Harry Redknapp’s abrupt decision to resign as Queens Park Rangers manager could be the catalyst for the West London club to reinvent themselves.
Redknapp opted to leave Loftus Road due to an ‘upcoming knee operation’, just one day after the often described ‘wheeler-dealer’ manager failed to sign anyone on transfer deadline day, which many associate the 67-year-old with annually – whether he likes it or not.
In Redknapp’s tenure, QPR picked up an unhealthy reputation of signing players on high wages who did not have either the talent, desire, or both, to earn the big salary.
The R’s were relegated from the Premier League in the 2012/13 season with the likes of Julio Cesar, Christopher Samba, Tal Ben-Haim, Samba Diakite, Park Ji-Sung, Adel Taarabt, Estaban Granero, Stephane Mbia and Loic Remy all on their books.
Not to forget Jose Bosingwa who was pictured smiling when he left the pitch as QPR’s relegation was confirmed following a 0-0 draw at home to Reading. Samba joined Rangers from Anzhi Makhachkala for £12.5 million in that January, earned a reported £100,000 a week, then rejoined the Russian club six months later for £500,000 less.
They were expected to bounce back to the Premier League easily due to their financial backing from Tony Fernandes, but hopped rather than bounced, finishing 4th, however winning the play-offs – beating Derby 1-0 with a last minute Bobby Zamora strike, although Derby dominated proceedings at Wembley for large periods.
Despite Charlie Austin blossoming, QPR languish in 19th this time around, losing every single away match to date as well. Which is why it’s time for them to make a bold appointment.

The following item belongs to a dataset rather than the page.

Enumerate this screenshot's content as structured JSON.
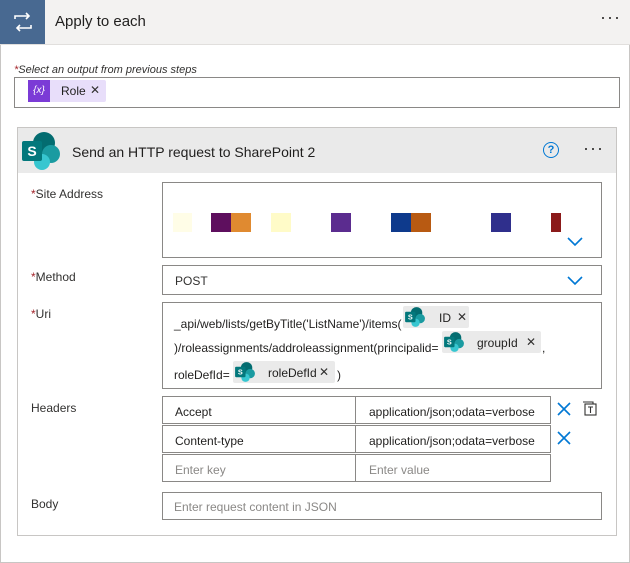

Tim Sherwood is currently the bookies’ favourite to succeed his fellow former Tottenham manager and that would not be such a bad choice.
Sherwood boasts a 59% win rate as Tottenham manager, more than anyone else in the club’s history (Redknapp’s was 49%), and Sherwood is a young boss who has only fairly recently left the greatest game on earth, not something Redknapp can claim.
Sherwood was arguably unfairly dismissed by Spurs just six months into his 18 month contract in what was the worst kept secret in recent Premier League history. He won 14 of his 28 games in charge.
QPR coach “Sir” Les Ferdinand is also in the frame, but legends have been used before as inspiration to guide a club to greater things and examples such as Alan Shearer (Newcastle) and Stuart Pearce (Nottingham Forest) has not worked. Garry Monk at Swansea has had great success, however, Monk had been at the Swans for 10 years. Ferdinand may not get the same backing from a dressing room he has only known since last October.
Glenn Hoddle too is in the fold, despite being out of work since resigning from Wolverhampton Wanderers in 2006. He revolutionised English football with the success of the 3-5-2 system, long before Louis van Gaal, taking Swindon Town to the Premier League, then getting the England job after continuing the success at Chelsea.
Comments suggesting the disabled were punished for acts they did in a past life led to his sacking though, and his career has never really recovered. Punditry for ITV has begun the rebuilding work, but it may be all too late. Hoddle’s ideas on and off the pitch seem out of touch.
A more left field and ambitious appointment would be that of Real Madrid assistant manager Paul Clement. The relatively unknown 43-year-old spent time as the academy coach at first Chelsea, then Fulham, before moving onto a brief coaching role at the Republic of Ireland.
He returned to football in 2007, back at Chelsea, working with the youth team and then joined the first team set up under Guus Hiddink in the 2008/2009 season as the Blues won the FA Cup. He stayed on for Carlo Ancelotti’s time at Stamford Bridge, winning another FA Cup as well as a Premier League title before working with a less successful manager, Steve Kean, at Blackburn.
The damned life at Blackburn was swapped for the Notre Dame when Ancelotti signed him up for his Paris Saint-Germain side that would go on to romp to the 2012/13 Ligue 1 title by 12 points.
Carlo came calling again, this time for none other than Real Madrid. Cristiano Ronaldo, Gareth Bale, James Rodriguez, and the rest of the Galacticos are under the mentorship of Ancelotti and Clement. Madrid are now La Liga, Copa del Rey, and Champions League holders, after finally clinching La Decima.
Madrid’s sunny shores may be too tough to leave for Clement, but he has expressed a desire to become the figurehead of a football club, and, being the son of QPR legend Dave Clement, he may not be completely out of reach.